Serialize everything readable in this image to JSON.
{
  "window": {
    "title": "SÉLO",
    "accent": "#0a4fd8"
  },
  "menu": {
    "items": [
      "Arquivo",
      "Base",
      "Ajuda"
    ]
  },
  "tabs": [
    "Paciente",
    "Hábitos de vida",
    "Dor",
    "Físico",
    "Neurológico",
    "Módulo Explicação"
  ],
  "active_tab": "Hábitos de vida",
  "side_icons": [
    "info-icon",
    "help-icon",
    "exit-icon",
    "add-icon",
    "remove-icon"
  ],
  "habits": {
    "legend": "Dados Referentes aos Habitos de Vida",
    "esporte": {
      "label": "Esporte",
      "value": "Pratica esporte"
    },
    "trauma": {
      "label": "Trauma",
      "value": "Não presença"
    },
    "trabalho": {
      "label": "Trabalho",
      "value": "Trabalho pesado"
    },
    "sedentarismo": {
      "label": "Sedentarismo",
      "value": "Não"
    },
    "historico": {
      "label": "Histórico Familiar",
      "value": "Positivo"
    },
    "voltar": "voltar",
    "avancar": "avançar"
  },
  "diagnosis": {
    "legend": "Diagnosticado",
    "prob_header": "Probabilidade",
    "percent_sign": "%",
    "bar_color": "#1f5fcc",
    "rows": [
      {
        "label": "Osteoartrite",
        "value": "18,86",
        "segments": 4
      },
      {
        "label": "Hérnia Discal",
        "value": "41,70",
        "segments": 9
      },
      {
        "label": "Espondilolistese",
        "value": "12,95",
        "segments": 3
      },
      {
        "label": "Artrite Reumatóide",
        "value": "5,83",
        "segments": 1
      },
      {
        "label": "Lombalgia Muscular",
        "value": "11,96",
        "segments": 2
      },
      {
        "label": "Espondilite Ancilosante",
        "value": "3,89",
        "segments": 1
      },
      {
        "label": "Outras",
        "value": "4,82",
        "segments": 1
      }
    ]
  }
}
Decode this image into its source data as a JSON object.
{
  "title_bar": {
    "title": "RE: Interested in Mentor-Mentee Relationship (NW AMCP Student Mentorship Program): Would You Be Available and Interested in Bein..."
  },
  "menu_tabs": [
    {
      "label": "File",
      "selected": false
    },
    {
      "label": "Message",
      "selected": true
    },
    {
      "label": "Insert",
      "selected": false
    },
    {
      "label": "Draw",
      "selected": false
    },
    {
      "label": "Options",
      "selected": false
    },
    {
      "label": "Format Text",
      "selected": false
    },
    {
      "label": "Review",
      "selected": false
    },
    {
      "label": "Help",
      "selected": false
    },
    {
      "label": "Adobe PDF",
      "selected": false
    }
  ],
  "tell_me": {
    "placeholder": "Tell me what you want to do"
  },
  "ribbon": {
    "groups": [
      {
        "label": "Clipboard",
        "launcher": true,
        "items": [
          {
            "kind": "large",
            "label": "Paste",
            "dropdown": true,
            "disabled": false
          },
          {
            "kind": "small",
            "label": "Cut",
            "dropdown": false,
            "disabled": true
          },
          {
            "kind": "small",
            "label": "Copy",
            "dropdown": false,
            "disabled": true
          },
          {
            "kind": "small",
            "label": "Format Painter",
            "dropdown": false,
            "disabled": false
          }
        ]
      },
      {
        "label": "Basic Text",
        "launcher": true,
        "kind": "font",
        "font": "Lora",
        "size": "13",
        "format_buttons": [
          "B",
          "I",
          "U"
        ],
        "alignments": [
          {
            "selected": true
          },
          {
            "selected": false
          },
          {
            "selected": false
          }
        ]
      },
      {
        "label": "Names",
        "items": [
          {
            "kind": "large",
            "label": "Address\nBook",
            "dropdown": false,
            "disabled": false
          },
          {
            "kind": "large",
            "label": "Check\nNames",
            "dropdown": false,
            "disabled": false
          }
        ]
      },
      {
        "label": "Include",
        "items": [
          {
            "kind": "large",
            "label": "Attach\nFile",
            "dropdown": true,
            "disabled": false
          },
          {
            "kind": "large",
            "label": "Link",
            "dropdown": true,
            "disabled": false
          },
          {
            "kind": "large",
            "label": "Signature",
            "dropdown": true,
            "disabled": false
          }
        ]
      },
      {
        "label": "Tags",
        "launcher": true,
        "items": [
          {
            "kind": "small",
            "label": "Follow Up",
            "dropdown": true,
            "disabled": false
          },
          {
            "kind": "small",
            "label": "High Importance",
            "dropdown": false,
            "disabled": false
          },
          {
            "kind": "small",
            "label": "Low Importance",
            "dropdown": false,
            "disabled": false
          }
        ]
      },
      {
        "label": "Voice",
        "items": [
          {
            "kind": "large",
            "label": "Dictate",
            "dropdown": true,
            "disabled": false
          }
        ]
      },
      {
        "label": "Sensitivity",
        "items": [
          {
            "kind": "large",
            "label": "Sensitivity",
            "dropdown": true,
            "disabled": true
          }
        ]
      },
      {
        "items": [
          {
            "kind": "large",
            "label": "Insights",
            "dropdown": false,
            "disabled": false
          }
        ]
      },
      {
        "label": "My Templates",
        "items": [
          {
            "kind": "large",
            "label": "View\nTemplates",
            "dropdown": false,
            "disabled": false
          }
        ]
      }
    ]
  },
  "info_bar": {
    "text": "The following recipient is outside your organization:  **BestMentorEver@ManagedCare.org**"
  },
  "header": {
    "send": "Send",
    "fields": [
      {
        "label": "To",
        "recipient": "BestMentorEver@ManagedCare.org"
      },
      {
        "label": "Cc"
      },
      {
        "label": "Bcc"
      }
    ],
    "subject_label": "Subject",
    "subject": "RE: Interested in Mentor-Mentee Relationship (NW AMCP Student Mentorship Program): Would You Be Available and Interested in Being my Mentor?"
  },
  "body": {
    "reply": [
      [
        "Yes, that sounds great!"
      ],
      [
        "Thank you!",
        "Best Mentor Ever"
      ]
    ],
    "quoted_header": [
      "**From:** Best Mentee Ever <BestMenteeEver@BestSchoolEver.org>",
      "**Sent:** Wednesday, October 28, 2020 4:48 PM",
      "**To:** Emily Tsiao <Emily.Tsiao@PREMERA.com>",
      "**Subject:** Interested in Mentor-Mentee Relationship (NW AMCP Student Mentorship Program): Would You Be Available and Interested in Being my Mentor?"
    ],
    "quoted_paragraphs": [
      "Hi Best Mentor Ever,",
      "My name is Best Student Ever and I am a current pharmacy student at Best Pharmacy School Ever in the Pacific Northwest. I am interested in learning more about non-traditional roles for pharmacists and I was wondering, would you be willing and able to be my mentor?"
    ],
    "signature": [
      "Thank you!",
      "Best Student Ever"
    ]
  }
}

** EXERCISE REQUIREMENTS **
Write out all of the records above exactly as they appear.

** EXERCISE OUTPUT **
Serialize everything readable in this image to JSON.
{
  "window": {
    "title": "SÉLO",
    "accent": "#0a4fd8"
  },
  "menu": {
    "items": [
      "Arquivo",
      "Base",
      "Ajuda"
    ]
  },
  "tabs": [
    "Paciente",
    "Hábitos de vida",
    "Dor",
    "Físico",
    "Neurológico",
    "Módulo Explicação"
  ],
  "active_tab": "Hábitos de vida",
  "side_icons": [
    "info-icon",
    "help-icon",
    "exit-icon",
    "add-icon",
    "remove-icon"
  ],
  "habits": {
    "legend": "Dados Referentes aos Habitos de Vida",
    "esporte": {
      "label": "Esporte",
      "value": "Pratica esporte"
    },
    "trauma": {
      "label": "Trauma",
      "value": "Não presença"
    },
    "trabalho": {
      "label": "Trabalho",
      "value": "Trabalho pesado"
    },
    "sedentarismo": {
      "label": "Sedentarismo",
      "value": "Não"
    },
    "historico": {
      "label": "Histórico Familiar",
      "value": "Positivo"
    },
    "voltar": "voltar",
    "avancar": "avançar"
  },
  "diagnosis": {
    "legend": "Diagnosticado",
    "prob_header": "Probabilidade",
    "percent_sign": "%",
    "bar_color": "#1f5fcc",
    "rows": [
      {
        "label": "Osteoartrite",
        "value": "18,86",
        "segments": 4
      },
      {
        "label": "Hérnia Discal",
        "value": "41,70",
        "segments": 9
      },
      {
        "label": "Espondilolistese",
        "value": "12,95",
        "segments": 3
      },
      {
        "label": "Artrite Reumatóide",
        "value": "5,83",
        "segments": 1
      },
      {
        "label": "Lombalgia Muscular",
        "value": "11,96",
        "segments": 2
      },
      {
        "label": "Espondilite Ancilosante",
        "value": "3,89",
        "segments": 1
      },
      {
        "label": "Outras",
        "value": "4,82",
        "segments": 1
      }
    ]
  }
}
Decode this image into its source data as a JSON object.
{
  "title_bar": {
    "title": "RE: Interested in Mentor-Mentee Relationship (NW AMCP Student Mentorship Program): Would You Be Available and Interested in Bein..."
  },
  "menu_tabs": [
    {
      "label": "File",
      "selected": false
    },
    {
      "label": "Message",
      "selected": true
    },
    {
      "label": "Insert",
      "selected": false
    },
    {
      "label": "Draw",
      "selected": false
    },
    {
      "label": "Options",
      "selected": false
    },
    {
      "label": "Format Text",
      "selected": false
    },
    {
      "label": "Review",
      "selected": false
    },
    {
      "label": "Help",
      "selected": false
    },
    {
      "label": "Adobe PDF",
      "selected": false
    }
  ],
  "tell_me": {
    "placeholder": "Tell me what you want to do"
  },
  "ribbon": {
    "groups": [
      {
        "label": "Clipboard",
        "launcher": true,
        "items": [
          {
            "kind": "large",
            "label": "Paste",
            "dropdown": true,
            "disabled": false
          },
          {
            "kind": "small",
            "label": "Cut",
            "dropdown": false,
            "disabled": true
          },
          {
            "kind": "small",
            "label": "Copy",
            "dropdown": false,
            "disabled": true
          },
          {
            "kind": "small",
            "label": "Format Painter",
            "dropdown": false,
            "disabled": false
          }
        ]
      },
      {
        "label": "Basic Text",
        "launcher": true,
        "kind": "font",
        "font": "Lora",
        "size": "13",
        "format_buttons": [
          "B",
          "I",
          "U"
        ],
        "alignments": [
          {
            "selected": true
          },
          {
            "selected": false
          },
          {
            "selected": false
          }
        ]
      },
      {
        "label": "Names",
        "items": [
          {
            "kind": "large",
            "label": "Address\nBook",
            "dropdown": false,
            "disabled": false
          },
          {
            "kind": "large",
            "label": "Check\nNames",
            "dropdown": false,
            "disabled": false
          }
        ]
      },
      {
        "label": "Include",
        "items": [
          {
            "kind": "large",
            "label": "Attach\nFile",
            "dropdown": true,
            "disabled": false
          },
          {
            "kind": "large",
            "label": "Link",
            "dropdown": true,
            "disabled": false
          },
          {
            "kind": "large",
            "label": "Signature",
            "dropdown": true,
            "disabled": false
          }
        ]
      },
      {
        "label": "Tags",
        "launcher": true,
        "items": [
          {
            "kind": "small",
            "label": "Follow Up",
            "dropdown": true,
            "disabled": false
          },
          {
            "kind": "small",
            "label": "High Importance",
            "dropdown": false,
            "disabled": false
          },
          {
            "kind": "small",
            "label": "Low Importance",
            "dropdown": false,
            "disabled": false
          }
        ]
      },
      {
        "label": "Voice",
        "items": [
          {
            "kind": "large",
            "label": "Dictate",
            "dropdown": true,
            "disabled": false
          }
        ]
      },
      {
        "label": "Sensitivity",
        "items": [
          {
            "kind": "large",
            "label": "Sensitivity",
            "dropdown": true,
            "disabled": true
          }
        ]
      },
      {
        "items": [
          {
            "kind": "large",
            "label": "Insights",
            "dropdown": false,
            "disabled": false
          }
        ]
      },
      {
        "label": "My Templates",
        "items": [
          {
            "kind": "large",
            "label": "View\nTemplates",
            "dropdown": false,
            "disabled": false
          }
        ]
      }
    ]
  },
  "info_bar": {
    "text": "The following recipient is outside your organization:  **BestMentorEver@ManagedCare.org**"
  },
  "header": {
    "send": "Send",
    "fields": [
      {
        "label": "To",
        "recipient": "BestMentorEver@ManagedCare.org"
      },
      {
        "label": "Cc"
      },
      {
        "label": "Bcc"
      }
    ],
    "subject_label": "Subject",
    "subject": "RE: Interested in Mentor-Mentee Relationship (NW AMCP Student Mentorship Program): Would You Be Available and Interested in Being my Mentor?"
  },
  "body": {
    "reply": [
      [
        "Yes, that sounds great!"
      ],
      [
        "Thank you!",
        "Best Mentor Ever"
      ]
    ],
    "quoted_header": [
      "**From:** Best Mentee Ever <BestMenteeEver@BestSchoolEver.org>",
      "**Sent:** Wednesday, October 28, 2020 4:48 PM",
      "**To:** Emily Tsiao <Emily.Tsiao@PREMERA.com>",
      "**Subject:** Interested in Mentor-Mentee Relationship (NW AMCP Student Mentorship Program): Would You Be Available and Interested in Being my Mentor?"
    ],
    "quoted_paragraphs": [
      "Hi Best Mentor Ever,",
      "My name is Best Student Ever and I am a current pharmacy student at Best Pharmacy School Ever in the Pacific Northwest. I am interested in learning more about non-traditional roles for pharmacists and I was wondering, would you be willing and able to be my mentor?"
    ],
    "signature": [
      "Thank you!",
      "Best Student Ever"
    ]
  }
}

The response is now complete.